[WHAT IS BEING ASKED]: Copy each line of the data below with the word "true".

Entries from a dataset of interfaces
──────────
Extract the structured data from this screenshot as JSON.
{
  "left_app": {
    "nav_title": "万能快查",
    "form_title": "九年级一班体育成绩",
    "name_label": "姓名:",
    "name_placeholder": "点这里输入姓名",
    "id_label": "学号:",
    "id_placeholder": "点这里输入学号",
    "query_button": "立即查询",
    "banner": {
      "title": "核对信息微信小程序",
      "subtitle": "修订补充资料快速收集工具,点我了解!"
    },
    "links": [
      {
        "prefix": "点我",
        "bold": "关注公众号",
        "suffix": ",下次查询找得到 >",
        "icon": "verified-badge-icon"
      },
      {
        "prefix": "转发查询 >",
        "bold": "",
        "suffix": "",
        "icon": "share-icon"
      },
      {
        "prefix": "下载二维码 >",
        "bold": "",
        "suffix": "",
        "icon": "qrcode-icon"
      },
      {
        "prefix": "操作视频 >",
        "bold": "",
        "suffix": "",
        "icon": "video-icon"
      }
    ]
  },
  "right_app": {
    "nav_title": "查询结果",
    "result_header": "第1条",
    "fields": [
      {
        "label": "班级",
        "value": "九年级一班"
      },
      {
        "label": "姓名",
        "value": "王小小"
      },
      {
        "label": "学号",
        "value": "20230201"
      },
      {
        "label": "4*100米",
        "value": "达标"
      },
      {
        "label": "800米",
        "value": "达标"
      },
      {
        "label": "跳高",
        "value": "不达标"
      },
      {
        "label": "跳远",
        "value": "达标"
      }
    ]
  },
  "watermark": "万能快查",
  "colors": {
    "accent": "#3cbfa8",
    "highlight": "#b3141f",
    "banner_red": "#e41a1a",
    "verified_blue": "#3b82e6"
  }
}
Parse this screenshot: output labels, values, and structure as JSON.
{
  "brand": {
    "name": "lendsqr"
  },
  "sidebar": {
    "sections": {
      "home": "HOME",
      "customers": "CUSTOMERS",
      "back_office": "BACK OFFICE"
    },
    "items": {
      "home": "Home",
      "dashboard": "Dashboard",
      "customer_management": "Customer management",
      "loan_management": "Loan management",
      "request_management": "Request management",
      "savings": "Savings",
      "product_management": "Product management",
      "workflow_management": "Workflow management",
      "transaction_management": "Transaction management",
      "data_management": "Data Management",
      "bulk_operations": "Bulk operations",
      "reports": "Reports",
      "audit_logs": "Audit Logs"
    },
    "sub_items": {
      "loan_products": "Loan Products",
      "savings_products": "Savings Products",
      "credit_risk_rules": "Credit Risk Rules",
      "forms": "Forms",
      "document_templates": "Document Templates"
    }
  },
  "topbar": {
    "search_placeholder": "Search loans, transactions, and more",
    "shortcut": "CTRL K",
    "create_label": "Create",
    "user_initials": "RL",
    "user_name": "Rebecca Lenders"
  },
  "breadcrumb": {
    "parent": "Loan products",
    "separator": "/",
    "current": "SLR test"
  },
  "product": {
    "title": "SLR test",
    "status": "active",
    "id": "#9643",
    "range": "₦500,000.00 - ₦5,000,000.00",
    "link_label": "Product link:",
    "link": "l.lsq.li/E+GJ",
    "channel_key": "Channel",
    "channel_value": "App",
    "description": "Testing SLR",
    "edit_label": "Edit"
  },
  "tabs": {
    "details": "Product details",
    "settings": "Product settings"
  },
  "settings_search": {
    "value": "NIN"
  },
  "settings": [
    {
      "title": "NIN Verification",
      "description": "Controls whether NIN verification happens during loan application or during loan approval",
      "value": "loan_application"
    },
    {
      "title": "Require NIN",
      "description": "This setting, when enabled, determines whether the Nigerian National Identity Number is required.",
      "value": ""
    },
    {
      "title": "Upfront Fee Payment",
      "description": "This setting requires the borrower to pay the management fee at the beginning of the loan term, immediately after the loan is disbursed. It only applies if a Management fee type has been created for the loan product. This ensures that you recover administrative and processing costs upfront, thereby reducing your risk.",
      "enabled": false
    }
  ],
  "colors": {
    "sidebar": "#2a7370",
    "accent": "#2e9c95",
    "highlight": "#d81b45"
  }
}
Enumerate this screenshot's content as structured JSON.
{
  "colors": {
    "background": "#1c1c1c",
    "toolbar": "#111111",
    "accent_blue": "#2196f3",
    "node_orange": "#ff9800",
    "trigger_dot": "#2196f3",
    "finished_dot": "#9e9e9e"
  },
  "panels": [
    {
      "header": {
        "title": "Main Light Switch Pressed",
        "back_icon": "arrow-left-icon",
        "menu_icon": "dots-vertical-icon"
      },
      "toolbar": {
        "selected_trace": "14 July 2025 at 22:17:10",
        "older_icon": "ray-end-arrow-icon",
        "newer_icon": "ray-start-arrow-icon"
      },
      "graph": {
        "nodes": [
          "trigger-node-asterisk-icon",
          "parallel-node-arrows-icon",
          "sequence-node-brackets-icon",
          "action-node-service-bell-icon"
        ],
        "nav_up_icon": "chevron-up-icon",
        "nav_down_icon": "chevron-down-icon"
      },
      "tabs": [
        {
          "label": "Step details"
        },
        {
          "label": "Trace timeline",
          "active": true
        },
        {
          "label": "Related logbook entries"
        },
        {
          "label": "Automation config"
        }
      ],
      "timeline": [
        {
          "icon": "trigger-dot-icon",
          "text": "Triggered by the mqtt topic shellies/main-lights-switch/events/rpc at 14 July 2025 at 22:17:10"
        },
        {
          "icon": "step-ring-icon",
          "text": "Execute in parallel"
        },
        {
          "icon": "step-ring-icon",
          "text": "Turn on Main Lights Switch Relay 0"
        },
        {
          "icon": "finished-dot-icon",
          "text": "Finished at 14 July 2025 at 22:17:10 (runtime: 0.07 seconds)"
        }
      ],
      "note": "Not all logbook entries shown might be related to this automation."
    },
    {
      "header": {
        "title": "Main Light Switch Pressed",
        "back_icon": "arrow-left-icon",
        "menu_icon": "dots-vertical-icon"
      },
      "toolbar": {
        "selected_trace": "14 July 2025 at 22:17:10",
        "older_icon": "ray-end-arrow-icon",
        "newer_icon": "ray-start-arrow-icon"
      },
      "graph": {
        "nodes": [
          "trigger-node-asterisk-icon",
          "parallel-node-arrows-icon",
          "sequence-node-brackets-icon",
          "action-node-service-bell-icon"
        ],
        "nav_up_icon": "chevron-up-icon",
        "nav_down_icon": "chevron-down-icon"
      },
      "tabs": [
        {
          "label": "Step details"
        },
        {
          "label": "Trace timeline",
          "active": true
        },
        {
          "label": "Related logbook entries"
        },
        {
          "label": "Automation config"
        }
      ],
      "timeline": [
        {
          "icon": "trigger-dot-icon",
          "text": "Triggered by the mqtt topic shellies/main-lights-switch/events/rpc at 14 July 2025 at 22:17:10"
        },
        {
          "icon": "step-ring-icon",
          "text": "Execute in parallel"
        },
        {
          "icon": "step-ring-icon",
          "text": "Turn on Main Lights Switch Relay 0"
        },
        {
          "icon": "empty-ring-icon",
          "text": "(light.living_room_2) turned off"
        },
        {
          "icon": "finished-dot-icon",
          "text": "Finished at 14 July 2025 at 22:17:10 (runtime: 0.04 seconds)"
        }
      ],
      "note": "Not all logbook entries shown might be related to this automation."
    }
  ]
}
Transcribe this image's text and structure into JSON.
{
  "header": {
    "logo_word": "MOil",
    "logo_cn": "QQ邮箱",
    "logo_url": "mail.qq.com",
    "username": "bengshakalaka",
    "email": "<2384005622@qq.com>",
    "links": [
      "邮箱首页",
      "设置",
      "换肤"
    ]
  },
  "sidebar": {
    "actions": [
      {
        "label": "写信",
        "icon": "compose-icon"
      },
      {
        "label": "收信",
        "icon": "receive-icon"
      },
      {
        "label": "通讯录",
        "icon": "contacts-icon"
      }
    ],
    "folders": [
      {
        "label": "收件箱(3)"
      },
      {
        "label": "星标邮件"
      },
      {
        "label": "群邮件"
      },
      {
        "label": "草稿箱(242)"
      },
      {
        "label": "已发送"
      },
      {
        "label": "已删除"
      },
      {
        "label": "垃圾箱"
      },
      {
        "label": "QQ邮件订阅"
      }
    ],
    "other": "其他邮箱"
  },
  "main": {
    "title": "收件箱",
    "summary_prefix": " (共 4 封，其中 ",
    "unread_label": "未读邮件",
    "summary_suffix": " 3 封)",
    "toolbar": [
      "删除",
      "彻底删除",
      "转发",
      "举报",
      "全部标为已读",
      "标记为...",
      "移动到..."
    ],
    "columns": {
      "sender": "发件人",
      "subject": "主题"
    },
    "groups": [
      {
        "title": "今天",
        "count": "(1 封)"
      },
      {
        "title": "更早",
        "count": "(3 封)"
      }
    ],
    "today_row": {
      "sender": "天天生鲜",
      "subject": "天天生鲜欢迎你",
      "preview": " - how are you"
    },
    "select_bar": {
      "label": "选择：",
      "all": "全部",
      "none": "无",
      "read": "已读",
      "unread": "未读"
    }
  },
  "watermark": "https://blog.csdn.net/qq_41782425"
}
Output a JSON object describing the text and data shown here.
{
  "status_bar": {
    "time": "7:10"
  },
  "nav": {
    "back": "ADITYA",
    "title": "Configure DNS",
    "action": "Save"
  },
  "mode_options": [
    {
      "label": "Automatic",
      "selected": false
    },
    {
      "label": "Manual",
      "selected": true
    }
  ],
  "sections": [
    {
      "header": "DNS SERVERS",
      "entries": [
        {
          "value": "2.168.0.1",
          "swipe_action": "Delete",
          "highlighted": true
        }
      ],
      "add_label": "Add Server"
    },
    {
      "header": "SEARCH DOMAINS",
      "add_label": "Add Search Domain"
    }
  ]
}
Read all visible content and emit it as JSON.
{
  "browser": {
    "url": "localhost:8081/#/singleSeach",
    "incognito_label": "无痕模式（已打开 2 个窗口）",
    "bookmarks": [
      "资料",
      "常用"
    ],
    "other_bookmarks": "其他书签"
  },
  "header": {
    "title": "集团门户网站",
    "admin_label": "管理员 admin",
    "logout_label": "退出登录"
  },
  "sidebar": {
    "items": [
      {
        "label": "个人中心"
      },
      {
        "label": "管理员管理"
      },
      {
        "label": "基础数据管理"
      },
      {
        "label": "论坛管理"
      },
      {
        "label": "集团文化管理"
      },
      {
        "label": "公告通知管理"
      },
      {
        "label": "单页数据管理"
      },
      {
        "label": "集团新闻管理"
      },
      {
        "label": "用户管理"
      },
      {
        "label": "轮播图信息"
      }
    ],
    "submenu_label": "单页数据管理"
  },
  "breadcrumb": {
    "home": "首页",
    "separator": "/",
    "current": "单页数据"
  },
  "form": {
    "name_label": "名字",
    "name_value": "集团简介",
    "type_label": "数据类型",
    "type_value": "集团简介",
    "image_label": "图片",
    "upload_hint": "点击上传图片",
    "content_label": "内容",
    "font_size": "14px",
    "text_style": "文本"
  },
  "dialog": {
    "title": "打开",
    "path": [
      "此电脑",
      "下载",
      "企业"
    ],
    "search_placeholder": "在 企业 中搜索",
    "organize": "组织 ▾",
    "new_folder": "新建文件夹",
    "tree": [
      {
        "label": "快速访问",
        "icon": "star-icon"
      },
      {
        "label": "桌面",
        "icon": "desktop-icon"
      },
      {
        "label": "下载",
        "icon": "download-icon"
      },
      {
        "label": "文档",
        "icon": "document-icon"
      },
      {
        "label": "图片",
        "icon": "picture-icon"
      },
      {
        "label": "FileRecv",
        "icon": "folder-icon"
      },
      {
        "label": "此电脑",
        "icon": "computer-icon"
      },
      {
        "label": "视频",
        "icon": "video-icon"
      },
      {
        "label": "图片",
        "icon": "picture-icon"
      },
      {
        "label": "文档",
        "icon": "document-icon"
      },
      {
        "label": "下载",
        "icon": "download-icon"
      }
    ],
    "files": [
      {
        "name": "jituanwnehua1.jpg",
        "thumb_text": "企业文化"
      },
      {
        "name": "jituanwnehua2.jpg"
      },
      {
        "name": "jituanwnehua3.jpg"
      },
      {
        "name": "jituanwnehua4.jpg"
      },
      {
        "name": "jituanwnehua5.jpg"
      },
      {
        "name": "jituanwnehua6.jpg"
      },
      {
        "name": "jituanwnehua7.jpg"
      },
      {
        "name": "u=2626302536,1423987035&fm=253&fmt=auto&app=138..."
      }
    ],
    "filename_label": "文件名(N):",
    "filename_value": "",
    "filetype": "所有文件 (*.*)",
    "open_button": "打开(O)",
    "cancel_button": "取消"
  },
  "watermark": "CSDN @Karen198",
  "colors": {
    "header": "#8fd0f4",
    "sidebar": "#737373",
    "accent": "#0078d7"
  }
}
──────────
[OUTPUT FOR THIS TASK]:
          "active": true
          "active": true
      "selected": true
          "highlighted": true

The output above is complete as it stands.